Apple’s recently launched original content arm Apple TV+ snags Tom Hanks' big-screen World War II-era movie ‘Greyhound’ for a reported $70 million.

Apple’s  (AAPL)  recently launched original content arm Apple TV+ has snagged Tom Hanks's big-screen World War II-era movie "Greyhound" from Sony Pictures for a reported $70 million, which it plans to stream directly to its subscribers.

The blockbuster movie, starring Hanks and produced by Sony Pictures, was originally meant to be released in theaters on Father's Day but will now be streamed directly to Apple TV+ subscribers, according to reports.

Apple reportedly paid Sony $70 million for 15 years of streaming rights for the film, though Sony retained the right to distribute the movie in China, where it could still release it in theaters. The deal was reportedly approved directly by Hanks himself.

The direct-to-home release marks the first major non-animated movie to be released on a streaming service rather than in theaters, many of which remain closed due to the coronavirus pandemic. It also marks Apple TV+’s biggest film release on ‌Apple TV‌+ to date.

In the film, Hanks plays George Krause, a Navy officer in charge of the Greyhound destroyer assigned to lead an Allied convoy across the Atlantic that ends up being pursued by German U-Boats in what became known as the Battle of the Atlantic.

Apple has been struggling to carve out space and gain subscribers in a competitive market dominated by Netflix  (NFLX)  and Walt Disney  (DIS) . While the company has focused mostly on creating original content it is reportedly focusing on licensing older content.

On the flip side, so have theaters. AMC Theaters (AMC)  earlier this month said it will no longer screen films made by Universal Pictures after Universal opted to bypass theaters and release its “Trolls: World Tour” animated movie directly to consumers amid the coronavirus pandemic and global lockdown.

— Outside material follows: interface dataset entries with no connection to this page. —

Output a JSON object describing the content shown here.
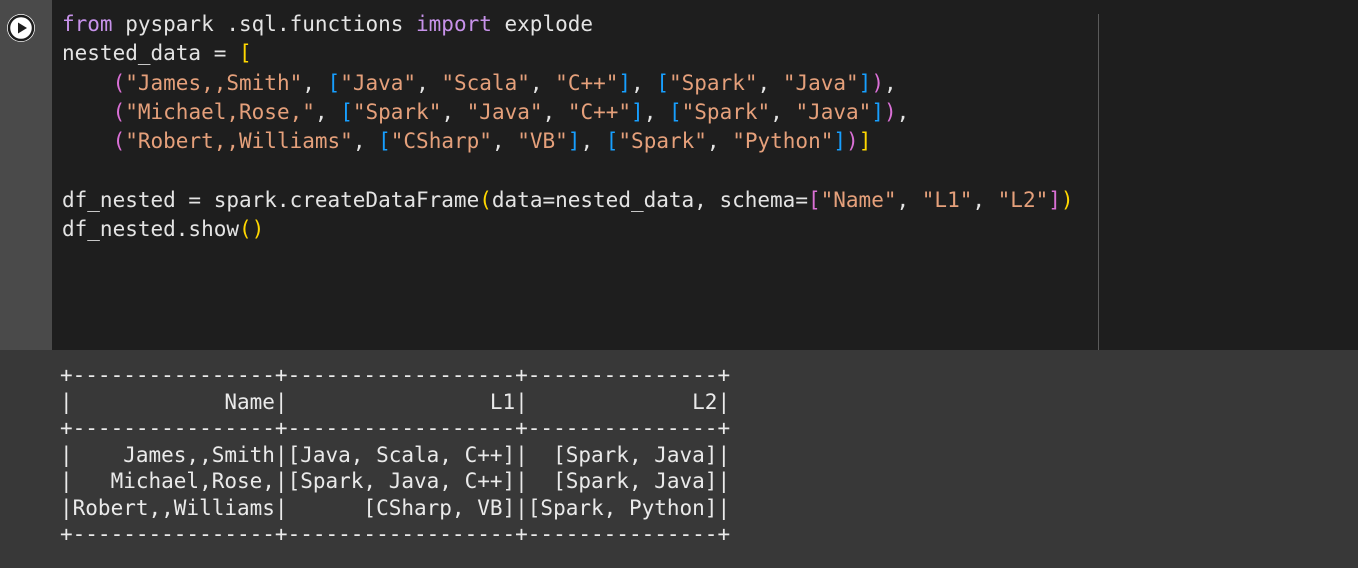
{
  "code_cell": {
    "lines": [
      [
        {
          "t": "from",
          "c": "kw"
        },
        {
          "t": " pyspark .sql.functions "
        },
        {
          "t": "import",
          "c": "kw"
        },
        {
          "t": " explode"
        }
      ],
      [
        {
          "t": "nested_data = "
        },
        {
          "t": "[",
          "c": "p1"
        }
      ],
      [
        {
          "t": "    "
        },
        {
          "t": "(",
          "c": "p2"
        },
        {
          "t": "\"James,,Smith\"",
          "c": "str"
        },
        {
          "t": ", "
        },
        {
          "t": "[",
          "c": "p3"
        },
        {
          "t": "\"Java\"",
          "c": "str"
        },
        {
          "t": ", "
        },
        {
          "t": "\"Scala\"",
          "c": "str"
        },
        {
          "t": ", "
        },
        {
          "t": "\"C++\"",
          "c": "str"
        },
        {
          "t": "]",
          "c": "p3"
        },
        {
          "t": ", "
        },
        {
          "t": "[",
          "c": "p3"
        },
        {
          "t": "\"Spark\"",
          "c": "str"
        },
        {
          "t": ", "
        },
        {
          "t": "\"Java\"",
          "c": "str"
        },
        {
          "t": "]",
          "c": "p3"
        },
        {
          "t": ")",
          "c": "p2"
        },
        {
          "t": ","
        }
      ],
      [
        {
          "t": "    "
        },
        {
          "t": "(",
          "c": "p2"
        },
        {
          "t": "\"Michael,Rose,\"",
          "c": "str"
        },
        {
          "t": ", "
        },
        {
          "t": "[",
          "c": "p3"
        },
        {
          "t": "\"Spark\"",
          "c": "str"
        },
        {
          "t": ", "
        },
        {
          "t": "\"Java\"",
          "c": "str"
        },
        {
          "t": ", "
        },
        {
          "t": "\"C++\"",
          "c": "str"
        },
        {
          "t": "]",
          "c": "p3"
        },
        {
          "t": ", "
        },
        {
          "t": "[",
          "c": "p3"
        },
        {
          "t": "\"Spark\"",
          "c": "str"
        },
        {
          "t": ", "
        },
        {
          "t": "\"Java\"",
          "c": "str"
        },
        {
          "t": "]",
          "c": "p3"
        },
        {
          "t": ")",
          "c": "p2"
        },
        {
          "t": ","
        }
      ],
      [
        {
          "t": "    "
        },
        {
          "t": "(",
          "c": "p2"
        },
        {
          "t": "\"Robert,,Williams\"",
          "c": "str"
        },
        {
          "t": ", "
        },
        {
          "t": "[",
          "c": "p3"
        },
        {
          "t": "\"CSharp\"",
          "c": "str"
        },
        {
          "t": ", "
        },
        {
          "t": "\"VB\"",
          "c": "str"
        },
        {
          "t": "]",
          "c": "p3"
        },
        {
          "t": ", "
        },
        {
          "t": "[",
          "c": "p3"
        },
        {
          "t": "\"Spark\"",
          "c": "str"
        },
        {
          "t": ", "
        },
        {
          "t": "\"Python\"",
          "c": "str"
        },
        {
          "t": "]",
          "c": "p3"
        },
        {
          "t": ")",
          "c": "p2"
        },
        {
          "t": "]",
          "c": "p1"
        }
      ],
      [],
      [
        {
          "t": "df_nested = spark.createDataFrame"
        },
        {
          "t": "(",
          "c": "p1"
        },
        {
          "t": "data=nested_data, schema="
        },
        {
          "t": "[",
          "c": "p2"
        },
        {
          "t": "\"Name\"",
          "c": "str"
        },
        {
          "t": ", "
        },
        {
          "t": "\"L1\"",
          "c": "str"
        },
        {
          "t": ", "
        },
        {
          "t": "\"L2\"",
          "c": "str"
        },
        {
          "t": "]",
          "c": "p2"
        },
        {
          "t": ")",
          "c": "p1"
        }
      ],
      [
        {
          "t": "df_nested.show"
        },
        {
          "t": "()",
          "c": "p1"
        }
      ]
    ]
  },
  "output": {
    "lines": [
      "+----------------+------------------+---------------+",
      "|            Name|                L1|             L2|",
      "+----------------+------------------+---------------+",
      "|    James,,Smith|[Java, Scala, C++]|  [Spark, Java]|",
      "|   Michael,Rose,|[Spark, Java, C++]|  [Spark, Java]|",
      "|Robert,,Williams|      [CSharp, VB]|[Spark, Python]|",
      "+----------------+------------------+---------------+"
    ]
  },
  "colors": {
    "keyword": "#c792ea",
    "string": "#e5a07b",
    "bracket_level1": "#ffd700",
    "bracket_level2": "#da70d6",
    "bracket_level3": "#179fff",
    "code_background": "#1e1e1e",
    "output_background": "#383838"
  },
  "icons": {
    "run": "play-circle-icon"
  }
}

Shares of Apple were up 1.70% at $318.45 in trading on Wednesday.